- Opening Delimiter -
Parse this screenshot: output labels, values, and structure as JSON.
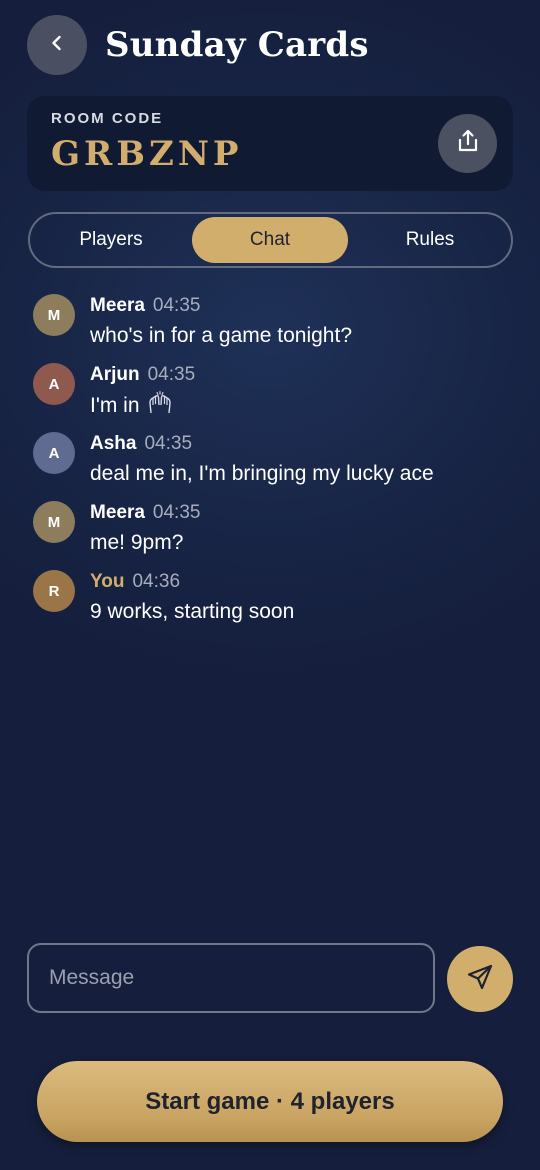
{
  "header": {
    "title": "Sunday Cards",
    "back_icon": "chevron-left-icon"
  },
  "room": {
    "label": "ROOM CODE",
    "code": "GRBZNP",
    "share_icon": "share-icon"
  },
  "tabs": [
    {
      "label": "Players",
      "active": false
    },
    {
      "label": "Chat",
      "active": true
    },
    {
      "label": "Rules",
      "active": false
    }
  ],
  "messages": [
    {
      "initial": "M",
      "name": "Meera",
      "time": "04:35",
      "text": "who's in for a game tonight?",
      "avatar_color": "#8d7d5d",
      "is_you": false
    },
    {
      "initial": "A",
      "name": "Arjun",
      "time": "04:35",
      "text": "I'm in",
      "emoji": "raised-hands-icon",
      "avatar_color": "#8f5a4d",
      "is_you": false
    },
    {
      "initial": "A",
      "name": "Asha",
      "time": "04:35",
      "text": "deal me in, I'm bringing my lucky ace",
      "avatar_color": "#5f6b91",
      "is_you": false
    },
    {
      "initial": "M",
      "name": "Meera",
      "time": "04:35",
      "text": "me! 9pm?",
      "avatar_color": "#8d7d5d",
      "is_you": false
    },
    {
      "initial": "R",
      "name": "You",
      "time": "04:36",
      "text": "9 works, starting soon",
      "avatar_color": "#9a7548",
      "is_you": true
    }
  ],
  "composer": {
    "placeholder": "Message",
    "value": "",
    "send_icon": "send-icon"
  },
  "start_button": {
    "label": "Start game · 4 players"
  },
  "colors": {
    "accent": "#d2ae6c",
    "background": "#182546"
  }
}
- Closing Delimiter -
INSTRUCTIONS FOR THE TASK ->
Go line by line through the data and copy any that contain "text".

EXERCISE RESULT ->
      "text": "who's in for a game tonight?",
      "text": "I'm in",
      "text": "deal me in, I'm bringing my lucky ace",
      "text": "me! 9pm?",
      "text": "9 works, starting soon",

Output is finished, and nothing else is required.